Sales – the winner is often determined by half time

Winning a B2B sale requires not only a lot of skill but also a substantial commitment of time.  Sales cycles are long, multiple players are involved in the decision process, and the competition is keen.

Recently we came across an interesting post by Steve Martin in the Harvard Business Review that reported on a study about when customers make their final decision on who the winner is going to be.  Let’s take a look at the findings and then review what they mean for sales reps.

Sales success by half time

Martin interviewed a 1,000 customers as part of a win-loss analysis study. He found – “Approximately 30% of the time, the winner of the sales cycle was determined before the official selection process started. Another 45% of the time, customers had already made up their minds about whom they were going to buy from about halfway through the process.”

This means that 75% of the time, customers make their final decision halfway through the selection process.

If these results are even half true, it’s a telling story.  This means many sales people may be doing the right thing but at the wrong time. So, what are some of the best practices for addressing such a scenario?  Let’s explore three:

  • Make the call. The results of the study indicate that it is important to know whether you are really a viable competitor for the opportunity.  It takes too much time, effort, and money to simply play it out to the end all the time.  Sometimes it is better to make the call and make the investment of those resources in another account.
  • Lay the groundwork for next time. If you do decide to walk away make sure all the bridges are still standing.  Make sure the customer knows why you are not going to continue to pursue the opportunity.  This is also a great time to correct any misperception about your company and remind folks of your strengths so the groundwork is laid for the future.

As a final note it was also interesting that in the study – “In almost every case, the decision wasn’t even close between the top two choices.”  If that is the case, there must be signals along the way whether you are number one or number two.

In some markets these findings are critically important.  For example, if you have a large number of potential accounts and a small sales force, this one bit of information could be a game changer as to your overall sales strategy.

If you found this post helpful, you might want to join the conversation and subscribe to the Sales Training Connection.

©2012 Sales Horizons, LLC

Technorati Tags: , , ,

About Richard Ruff

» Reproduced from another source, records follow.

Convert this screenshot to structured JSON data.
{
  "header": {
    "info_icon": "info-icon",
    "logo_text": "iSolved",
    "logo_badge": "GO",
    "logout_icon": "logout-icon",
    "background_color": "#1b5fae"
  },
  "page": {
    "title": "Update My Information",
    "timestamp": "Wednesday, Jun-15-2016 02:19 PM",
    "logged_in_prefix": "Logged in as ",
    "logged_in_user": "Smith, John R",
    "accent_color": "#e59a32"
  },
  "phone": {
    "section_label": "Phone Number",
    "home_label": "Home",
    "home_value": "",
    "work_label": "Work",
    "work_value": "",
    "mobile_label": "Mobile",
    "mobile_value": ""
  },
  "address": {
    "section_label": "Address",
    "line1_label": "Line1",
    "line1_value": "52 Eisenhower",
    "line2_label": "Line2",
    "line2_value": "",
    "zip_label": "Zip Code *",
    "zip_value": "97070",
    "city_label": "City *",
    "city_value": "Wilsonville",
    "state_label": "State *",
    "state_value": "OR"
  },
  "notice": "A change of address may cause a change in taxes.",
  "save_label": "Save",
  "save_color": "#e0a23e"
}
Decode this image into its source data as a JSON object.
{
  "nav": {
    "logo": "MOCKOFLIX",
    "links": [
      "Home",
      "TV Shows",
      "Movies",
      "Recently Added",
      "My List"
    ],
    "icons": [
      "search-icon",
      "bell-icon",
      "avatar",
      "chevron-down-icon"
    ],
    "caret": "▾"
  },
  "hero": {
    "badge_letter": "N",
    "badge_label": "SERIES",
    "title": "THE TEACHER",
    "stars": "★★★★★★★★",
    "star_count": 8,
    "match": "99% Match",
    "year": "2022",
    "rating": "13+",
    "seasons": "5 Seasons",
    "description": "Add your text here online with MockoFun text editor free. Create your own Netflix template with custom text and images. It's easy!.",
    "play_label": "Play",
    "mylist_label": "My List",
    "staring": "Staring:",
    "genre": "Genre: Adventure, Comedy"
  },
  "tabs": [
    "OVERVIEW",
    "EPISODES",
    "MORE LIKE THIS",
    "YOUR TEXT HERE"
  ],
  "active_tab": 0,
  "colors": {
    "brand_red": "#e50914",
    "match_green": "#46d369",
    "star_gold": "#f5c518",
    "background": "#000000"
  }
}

For more than 30 years Dr. Richard Ruff and Dr. Janet Spirer - the founders of Sales Horizons - have worked with the Fortune 1000 - such as UPS, Canon USA, Smith & Nephew, Boston Scientific, Owens & Minor, Textron - to design and develop sales training programs. During his career Dick has authored numerous articles related to sales effectiveness and co-authored "Managing Major Sales", a book about sales management, "Parlez-Vous Business" which helps sales people integrate the language of business into the sales process, and "Getting Partnering Right" – a research based work on the best practices for forming strategic selling alliances. Dr. Ruff received his Ph.D. in Organizational Psychology from the University of Tennessee and a B.S. from Rennsselaer Polytechnic Institute.
This entry was posted in Sales Best Practices, Sales Strategy, Sales Training, Sales Training Best Practices, Uncategorized and tagged , , , . Bookmark the permalink.

Leave a Reply

Your email address will not be published. Required fields are marked *

You may use these HTML tags and attributes: <a href="" title=""> <abbr title=""> <acronym title=""> <b> <blockquote cite=""> <cite> <code> <del datetime=""> <em> <i> <q cite=""> <strike> <strong>